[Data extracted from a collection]
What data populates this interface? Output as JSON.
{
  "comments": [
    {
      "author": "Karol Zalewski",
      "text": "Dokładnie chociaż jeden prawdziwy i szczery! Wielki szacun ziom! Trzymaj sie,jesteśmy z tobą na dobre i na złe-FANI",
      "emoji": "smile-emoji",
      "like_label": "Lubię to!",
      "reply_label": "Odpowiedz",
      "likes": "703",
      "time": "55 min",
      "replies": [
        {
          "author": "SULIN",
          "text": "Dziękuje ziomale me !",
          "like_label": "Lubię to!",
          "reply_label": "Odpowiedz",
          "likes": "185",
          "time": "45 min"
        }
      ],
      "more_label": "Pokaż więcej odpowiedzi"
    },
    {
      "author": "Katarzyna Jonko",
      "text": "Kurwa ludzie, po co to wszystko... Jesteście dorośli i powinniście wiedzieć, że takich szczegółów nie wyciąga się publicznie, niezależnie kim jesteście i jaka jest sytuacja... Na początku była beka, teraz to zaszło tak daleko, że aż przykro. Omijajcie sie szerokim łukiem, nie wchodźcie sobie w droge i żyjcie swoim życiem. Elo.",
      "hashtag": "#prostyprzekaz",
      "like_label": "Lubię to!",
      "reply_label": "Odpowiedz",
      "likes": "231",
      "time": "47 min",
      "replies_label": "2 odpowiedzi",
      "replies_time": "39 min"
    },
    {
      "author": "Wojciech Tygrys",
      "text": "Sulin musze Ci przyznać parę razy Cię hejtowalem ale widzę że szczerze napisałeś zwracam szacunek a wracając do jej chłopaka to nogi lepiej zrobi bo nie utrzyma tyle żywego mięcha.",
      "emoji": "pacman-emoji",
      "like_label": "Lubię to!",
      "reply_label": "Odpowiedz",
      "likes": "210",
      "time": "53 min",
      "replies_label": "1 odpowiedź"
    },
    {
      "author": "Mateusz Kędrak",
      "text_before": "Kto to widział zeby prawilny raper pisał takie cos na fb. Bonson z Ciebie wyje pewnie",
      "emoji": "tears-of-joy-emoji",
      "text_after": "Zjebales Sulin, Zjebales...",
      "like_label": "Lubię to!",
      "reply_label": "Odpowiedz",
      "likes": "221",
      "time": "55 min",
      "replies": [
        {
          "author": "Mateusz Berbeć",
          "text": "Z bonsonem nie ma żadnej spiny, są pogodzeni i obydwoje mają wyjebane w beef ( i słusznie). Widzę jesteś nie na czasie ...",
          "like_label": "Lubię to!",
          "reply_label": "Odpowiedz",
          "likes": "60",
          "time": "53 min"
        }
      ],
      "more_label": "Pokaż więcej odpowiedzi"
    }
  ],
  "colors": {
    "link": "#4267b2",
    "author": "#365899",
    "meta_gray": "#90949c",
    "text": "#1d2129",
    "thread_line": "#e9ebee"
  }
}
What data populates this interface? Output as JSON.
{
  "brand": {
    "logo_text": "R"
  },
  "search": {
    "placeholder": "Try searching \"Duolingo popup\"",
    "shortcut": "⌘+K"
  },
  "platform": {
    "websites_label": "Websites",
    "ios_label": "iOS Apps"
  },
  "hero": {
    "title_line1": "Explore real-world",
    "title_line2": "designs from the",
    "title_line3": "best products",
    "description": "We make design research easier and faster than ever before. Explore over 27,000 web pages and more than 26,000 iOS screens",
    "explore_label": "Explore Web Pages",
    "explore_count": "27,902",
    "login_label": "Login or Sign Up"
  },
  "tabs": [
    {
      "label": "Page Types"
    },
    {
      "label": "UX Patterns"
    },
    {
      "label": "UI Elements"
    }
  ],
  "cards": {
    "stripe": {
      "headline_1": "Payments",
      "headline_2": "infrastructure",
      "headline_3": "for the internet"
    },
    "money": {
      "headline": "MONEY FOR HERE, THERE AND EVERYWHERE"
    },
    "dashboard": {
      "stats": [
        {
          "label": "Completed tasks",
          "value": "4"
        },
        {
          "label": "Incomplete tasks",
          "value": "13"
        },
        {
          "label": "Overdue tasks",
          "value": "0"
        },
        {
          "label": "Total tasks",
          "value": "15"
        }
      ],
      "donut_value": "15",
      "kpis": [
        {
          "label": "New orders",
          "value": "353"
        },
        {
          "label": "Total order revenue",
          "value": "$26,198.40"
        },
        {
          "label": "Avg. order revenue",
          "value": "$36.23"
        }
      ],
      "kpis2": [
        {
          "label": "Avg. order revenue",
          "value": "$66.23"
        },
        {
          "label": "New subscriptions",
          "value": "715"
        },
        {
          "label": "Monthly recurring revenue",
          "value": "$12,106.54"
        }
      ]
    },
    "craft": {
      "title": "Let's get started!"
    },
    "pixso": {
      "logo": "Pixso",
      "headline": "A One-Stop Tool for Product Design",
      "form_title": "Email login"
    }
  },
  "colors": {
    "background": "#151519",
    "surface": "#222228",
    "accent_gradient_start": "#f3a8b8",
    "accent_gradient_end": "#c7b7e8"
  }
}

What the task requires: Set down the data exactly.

Reply:
What data populates this interface? Output as JSON.
{
  "comments": [
    {
      "author": "Karol Zalewski",
      "text": "Dokładnie chociaż jeden prawdziwy i szczery! Wielki szacun ziom! Trzymaj sie,jesteśmy z tobą na dobre i na złe-FANI",
      "emoji": "smile-emoji",
      "like_label": "Lubię to!",
      "reply_label": "Odpowiedz",
      "likes": "703",
      "time": "55 min",
      "replies": [
        {
          "author": "SULIN",
          "text": "Dziękuje ziomale me !",
          "like_label": "Lubię to!",
          "reply_label": "Odpowiedz",
          "likes": "185",
          "time": "45 min"
        }
      ],
      "more_label": "Pokaż więcej odpowiedzi"
    },
    {
      "author": "Katarzyna Jonko",
      "text": "Kurwa ludzie, po co to wszystko... Jesteście dorośli i powinniście wiedzieć, że takich szczegółów nie wyciąga się publicznie, niezależnie kim jesteście i jaka jest sytuacja... Na początku była beka, teraz to zaszło tak daleko, że aż przykro. Omijajcie sie szerokim łukiem, nie wchodźcie sobie w droge i żyjcie swoim życiem. Elo.",
      "hashtag": "#prostyprzekaz",
      "like_label": "Lubię to!",
      "reply_label": "Odpowiedz",
      "likes": "231",
      "time": "47 min",
      "replies_label": "2 odpowiedzi",
      "replies_time": "39 min"
    },
    {
      "author": "Wojciech Tygrys",
      "text": "Sulin musze Ci przyznać parę razy Cię hejtowalem ale widzę że szczerze napisałeś zwracam szacunek a wracając do jej chłopaka to nogi lepiej zrobi bo nie utrzyma tyle żywego mięcha.",
      "emoji": "pacman-emoji",
      "like_label": "Lubię to!",
      "reply_label": "Odpowiedz",
      "likes": "210",
      "time": "53 min",
      "replies_label": "1 odpowiedź"
    },
    {
      "author": "Mateusz Kędrak",
      "text_before": "Kto to widział zeby prawilny raper pisał takie cos na fb. Bonson z Ciebie wyje pewnie",
      "emoji": "tears-of-joy-emoji",
      "text_after": "Zjebales Sulin, Zjebales...",
      "like_label": "Lubię to!",
      "reply_label": "Odpowiedz",
      "likes": "221",
      "time": "55 min",
      "replies": [
        {
          "author": "Mateusz Berbeć",
          "text": "Z bonsonem nie ma żadnej spiny, są pogodzeni i obydwoje mają wyjebane w beef ( i słusznie). Widzę jesteś nie na czasie ...",
          "like_label": "Lubię to!",
          "reply_label": "Odpowiedz",
          "likes": "60",
          "time": "53 min"
        }
      ],
      "more_label": "Pokaż więcej odpowiedzi"
    }
  ],
  "colors": {
    "link": "#4267b2",
    "author": "#365899",
    "meta_gray": "#90949c",
    "text": "#1d2129",
    "thread_line": "#e9ebee"
  }
}
What data populates this interface? Output as JSON.
{
  "brand": {
    "logo_text": "R"
  },
  "search": {
    "placeholder": "Try searching \"Duolingo popup\"",
    "shortcut": "⌘+K"
  },
  "platform": {
    "websites_label": "Websites",
    "ios_label": "iOS Apps"
  },
  "hero": {
    "title_line1": "Explore real-world",
    "title_line2": "designs from the",
    "title_line3": "best products",
    "description": "We make design research easier and faster than ever before. Explore over 27,000 web pages and more than 26,000 iOS screens",
    "explore_label": "Explore Web Pages",
    "explore_count": "27,902",
    "login_label": "Login or Sign Up"
  },
  "tabs": [
    {
      "label": "Page Types"
    },
    {
      "label": "UX Patterns"
    },
    {
      "label": "UI Elements"
    }
  ],
  "cards": {
    "stripe": {
      "headline_1": "Payments",
      "headline_2": "infrastructure",
      "headline_3": "for the internet"
    },
    "money": {
      "headline": "MONEY FOR HERE, THERE AND EVERYWHERE"
    },
    "dashboard": {
      "stats": [
        {
          "label": "Completed tasks",
          "value": "4"
        },
        {
          "label": "Incomplete tasks",
          "value": "13"
        },
        {
          "label": "Overdue tasks",
          "value": "0"
        },
        {
          "label": "Total tasks",
          "value": "15"
        }
      ],
      "donut_value": "15",
      "kpis": [
        {
          "label": "New orders",
          "value": "353"
        },
        {
          "label": "Total order revenue",
          "value": "$26,198.40"
        },
        {
          "label": "Avg. order revenue",
          "value": "$36.23"
        }
      ],
      "kpis2": [
        {
          "label": "Avg. order revenue",
          "value": "$66.23"
        },
        {
          "label": "New subscriptions",
          "value": "715"
        },
        {
          "label": "Monthly recurring revenue",
          "value": "$12,106.54"
        }
      ]
    },
    "craft": {
      "title": "Let's get started!"
    },
    "pixso": {
      "logo": "Pixso",
      "headline": "A One-Stop Tool for Product Design",
      "form_title": "Email login"
    }
  },
  "colors": {
    "background": "#151519",
    "surface": "#222228",
    "accent_gradient_start": "#f3a8b8",
    "accent_gradient_end": "#c7b7e8"
  }
}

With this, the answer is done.